Of course you are right, however, that expanding and improving our transit system is the other critical component of fixing the transport equity equation to be more egalitarian. Also, changes in land use policy (e.g. Miami 21) are important because they'll help the city become denser and more pedestrian-friendly with more mixed use zoning. This will improve accessibility by proximity, meaning that people will now be able to travel shorter distances (often feasible by foot or bike) to handle their employment, recreational, commercial, retail, and residential business.

Felipe Azenha said...

I also share the same future vision as Transit Miami and truly enjoy reading your blog on a daily basis. Unfortunately, I remain skeptical if Miami and Miami Beach truly want to grow-up and become a world class city. I would like to share a personal experience of mine.
For the past 5 years I have personally lobbied the Mayor(s) and Commissioners of Miami Beach to establish a pedicab business on South Beach. It is intuitively obvious that such a business would serve as an integral part of a larger intermodal transportation strategy. Miami Beach is densely populated, flat, and the distances which are usually travelled are very short; generally less then two miles. In addition, these vehicles produce no CO2.
One would think that the Miami Beach administration would embrace such an efficient and environmentally friendly form of transportation. This is not the case. For some reason or other the city of Miami Beach believes that pedicabs pose a risk to public’s safety.
I sincerely hope that through forms like this, we can get a critical mass of young, visionary, and intelligent residents together to prove to our city administrators that we can do better and create a more livable city that will attract people and businesses alike. Transportation plays central part to the livability of any city. Hopefully we can get our Public Official to see this before our city, which we love so much, comes to a complete standstill.

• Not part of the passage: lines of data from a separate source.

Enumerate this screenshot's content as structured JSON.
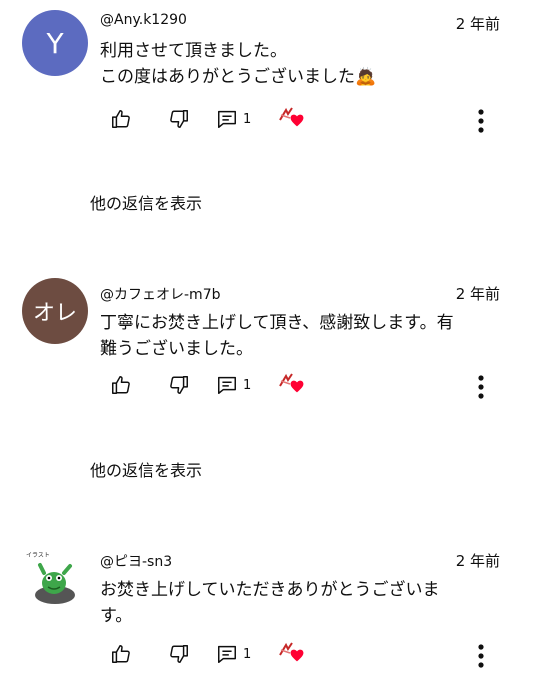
{
  "comments": [
    {
      "avatar_letter": "Y",
      "avatar_color": "#5c6bc0",
      "author": "@Any.k1290",
      "time": "2 年前",
      "text": "利用させて頂きました。\nこの度はありがとうございました🙇",
      "reply_count": "1"
    },
    {
      "avatar_letter": "オレ",
      "avatar_color": "#6d4c41",
      "author": "@カフェオレ-m7b",
      "time": "2 年前",
      "text": "丁寧にお焚き上げして頂き、感謝致します。有\n難うございました。",
      "reply_count": "1"
    },
    {
      "avatar_letter": "",
      "avatar_color": "#ffffff",
      "author": "@ピヨ-sn3",
      "time": "2 年前",
      "text": "お焚き上げしていただきありがとうございま\nす。",
      "reply_count": "1"
    }
  ],
  "show_replies_label": "他の返信を表示",
  "colors": {
    "heart": "#ff0033",
    "icon": "#0f0f0f"
  },
  "icons": [
    "like-icon",
    "dislike-icon",
    "reply-icon",
    "creator-heart-icon",
    "more-vert-icon"
  ]
}
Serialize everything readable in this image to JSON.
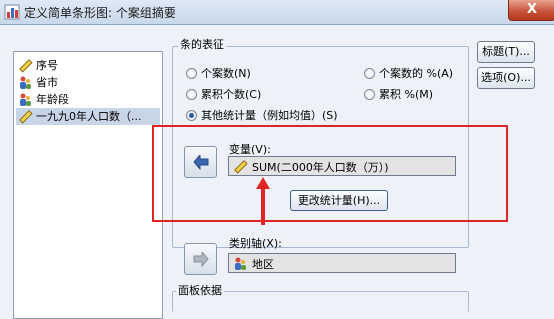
{
  "window": {
    "title": "定义简单条形图: 个案组摘要",
    "close_glyph": "X"
  },
  "variables": [
    {
      "label": "序号",
      "icon": "scale-ruler-icon"
    },
    {
      "label": "省市",
      "icon": "nominal-person-icon"
    },
    {
      "label": "年龄段",
      "icon": "nominal-person-icon"
    },
    {
      "label": "一九九0年人口数（...",
      "icon": "scale-ruler-icon",
      "selected": true
    }
  ],
  "bar_represent": {
    "title": "条的表征",
    "options": [
      {
        "label": "个案数(N)",
        "selected": false
      },
      {
        "label": "个案数的 %(A)",
        "selected": false
      },
      {
        "label": "累积个数(C)",
        "selected": false
      },
      {
        "label": "累积 %(M)",
        "selected": false
      },
      {
        "label": "其他统计量（例如均值）(S)",
        "selected": true
      }
    ],
    "variable_label": "变量(V):",
    "variable_value": "SUM(二000年人口数（万）)",
    "change_stat_button": "更改统计量(H)..."
  },
  "category_axis": {
    "label": "类别轴(X):",
    "value": "地区"
  },
  "panel_by": {
    "title": "面板依据"
  },
  "side_buttons": {
    "titles": "标题(T)...",
    "options": "选项(O)..."
  },
  "colors": {
    "annotation_red": "#e02424",
    "selection": "#c8d5e6",
    "arrow_blue": "#3a66b0"
  }
}
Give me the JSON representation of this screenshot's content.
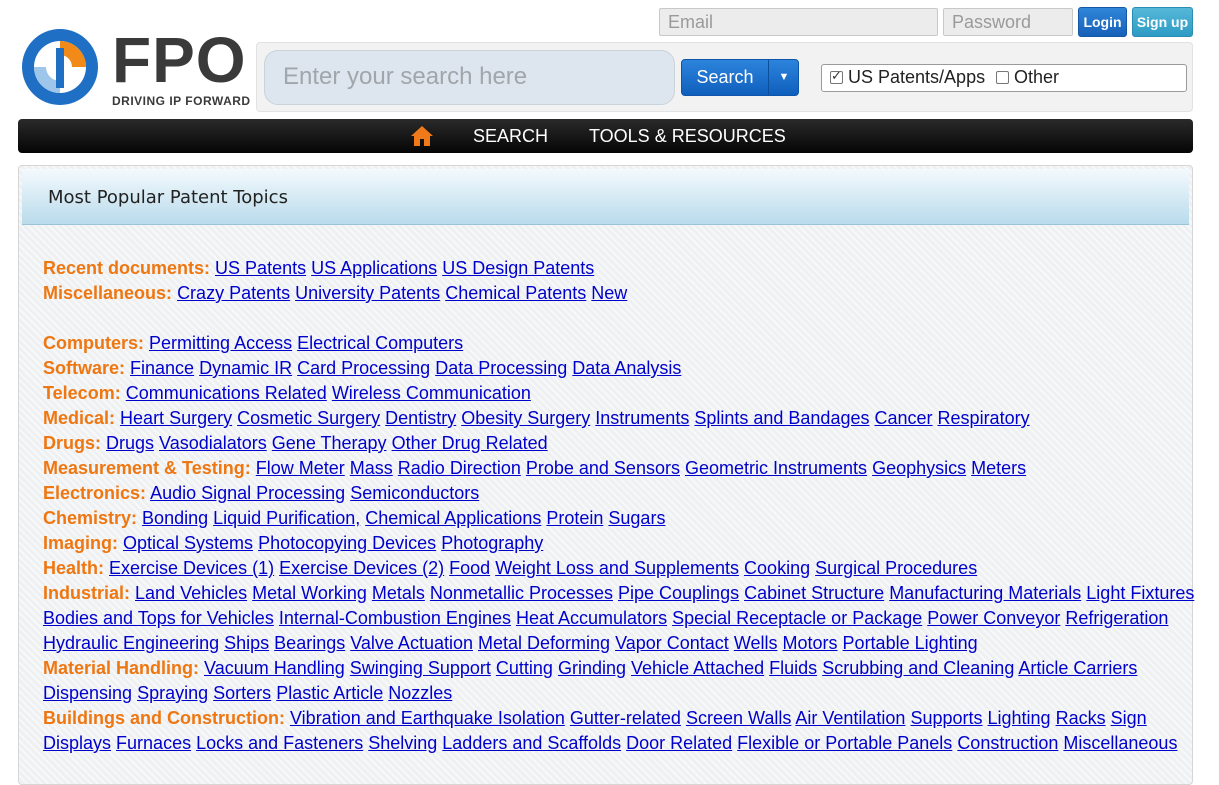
{
  "logo": {
    "text": "FPO",
    "tagline": "DRIVING IP FORWARD"
  },
  "auth": {
    "email_placeholder": "Email",
    "password_placeholder": "Password",
    "login_label": "Login",
    "signup_label": "Sign up"
  },
  "search": {
    "placeholder": "Enter your search here",
    "button_label": "Search",
    "filters": [
      {
        "label": "US Patents/Apps",
        "checked": true
      },
      {
        "label": "Other",
        "checked": false
      }
    ]
  },
  "nav": {
    "items": [
      "SEARCH",
      "TOOLS & RESOURCES"
    ]
  },
  "panel": {
    "title": "Most Popular Patent Topics"
  },
  "colors": {
    "category": "#ee7711",
    "link": "#0000cc",
    "nav_bg": "#111111",
    "accent_blue": "#1661b8"
  },
  "topics": {
    "r0": {
      "cat": "Recent documents:",
      "links": [
        "US Patents",
        "US Applications",
        "US Design Patents"
      ]
    },
    "r1": {
      "cat": "Miscellaneous:",
      "links": [
        "Crazy Patents",
        "University Patents",
        "Chemical Patents",
        "New"
      ]
    },
    "r2": {
      "cat": "Computers:",
      "links": [
        "Permitting Access",
        "Electrical Computers"
      ]
    },
    "r3": {
      "cat": "Software:",
      "links": [
        "Finance",
        "Dynamic IR",
        "Card Processing",
        "Data Processing",
        "Data Analysis"
      ]
    },
    "r4": {
      "cat": "Telecom:",
      "links": [
        "Communications Related",
        "Wireless Communication"
      ]
    },
    "r5": {
      "cat": "Medical:",
      "links": [
        "Heart Surgery",
        "Cosmetic Surgery",
        "Dentistry",
        "Obesity Surgery",
        "Instruments",
        "Splints and Bandages",
        "Cancer",
        "Respiratory"
      ]
    },
    "r6": {
      "cat": "Drugs:",
      "links": [
        "Drugs",
        "Vasodialators",
        "Gene Therapy",
        "Other Drug Related"
      ]
    },
    "r7": {
      "cat": "Measurement & Testing:",
      "links": [
        "Flow Meter",
        "Mass",
        "Radio Direction",
        "Probe and Sensors",
        "Geometric Instruments",
        "Geophysics",
        "Meters"
      ]
    },
    "r8": {
      "cat": "Electronics:",
      "links": [
        "Audio Signal Processing",
        "Semiconductors"
      ]
    },
    "r9": {
      "cat": "Chemistry:",
      "links": [
        "Bonding",
        "Liquid Purification,",
        "Chemical Applications",
        "Protein",
        "Sugars"
      ]
    },
    "r10": {
      "cat": "Imaging:",
      "links": [
        "Optical Systems",
        "Photocopying Devices",
        "Photography"
      ]
    },
    "r11": {
      "cat": "Health:",
      "links": [
        "Exercise Devices (1)",
        "Exercise Devices (2)",
        "Food",
        "Weight Loss and Supplements",
        "Cooking",
        "Surgical Procedures"
      ]
    },
    "r12": {
      "cat": "Industrial:",
      "links": [
        "Land Vehicles",
        "Metal Working",
        "Metals",
        "Nonmetallic Processes",
        "Pipe Couplings",
        "Cabinet Structure",
        "Manufacturing Materials",
        "Light Fixtures"
      ]
    },
    "r13": {
      "links": [
        "Bodies and Tops for Vehicles",
        "Internal-Combustion Engines",
        "Heat Accumulators",
        "Special Receptacle or Package",
        "Power Conveyor",
        "Refrigeration"
      ]
    },
    "r14": {
      "links": [
        "Hydraulic Engineering",
        "Ships",
        "Bearings",
        "Valve Actuation",
        "Metal Deforming",
        "Vapor Contact",
        "Wells",
        "Motors",
        "Portable Lighting"
      ]
    },
    "r15": {
      "cat": "Material Handling:",
      "links": [
        "Vacuum Handling",
        "Swinging Support",
        "Cutting",
        "Grinding",
        "Vehicle Attached",
        "Fluids",
        "Scrubbing and Cleaning",
        "Article Carriers"
      ]
    },
    "r16": {
      "links": [
        "Dispensing",
        "Spraying",
        "Sorters",
        "Plastic Article",
        "Nozzles"
      ]
    },
    "r17": {
      "cat": "Buildings and Construction:",
      "links": [
        "Vibration and Earthquake Isolation",
        "Gutter-related",
        "Screen Walls",
        "Air Ventilation",
        "Supports",
        "Lighting",
        "Racks",
        "Sign"
      ]
    },
    "r18": {
      "links": [
        "Displays",
        "Furnaces",
        "Locks and Fasteners",
        "Shelving",
        "Ladders and Scaffolds",
        "Door Related",
        "Flexible or Portable Panels",
        "Construction",
        "Miscellaneous"
      ]
    }
  }
}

Steven said...

There is so much fantasy in both the article and many comments here I feel I have to interject. Reducing parking in homes or commercial spaces in the downtown area is a guarentee of more vacant downtown buildings and an utter failure in these areas achieving critical mass.

NO ONE is going to buy an apartment with out parking in downtown Miami. Unlike SoBe where kiddies buy studios without parking because they can work (usually not at all) and party locally. The grown ups who live and work downtown rarely do both and rarely can consider their life's without some amount of travel.

I live downtown and work from home. I have a car and use the metro mover and frequently go whole days without using my car. On the other hand, there are MANY days when I need it since Miami (and the region) is fundamentally not dense outside the corridor.

Downtown is only on the cusp of achieving the critical mass of succeeding as a downtown urban core area. If you have ever been in the Flagler area on a weeknight, you can CLEARLY see that we aren't quite there yet. Eliminating cars would create a huge loss of revenue for the building owners as commercial rents will be lower (less business) and in residents, the market will be much smaller.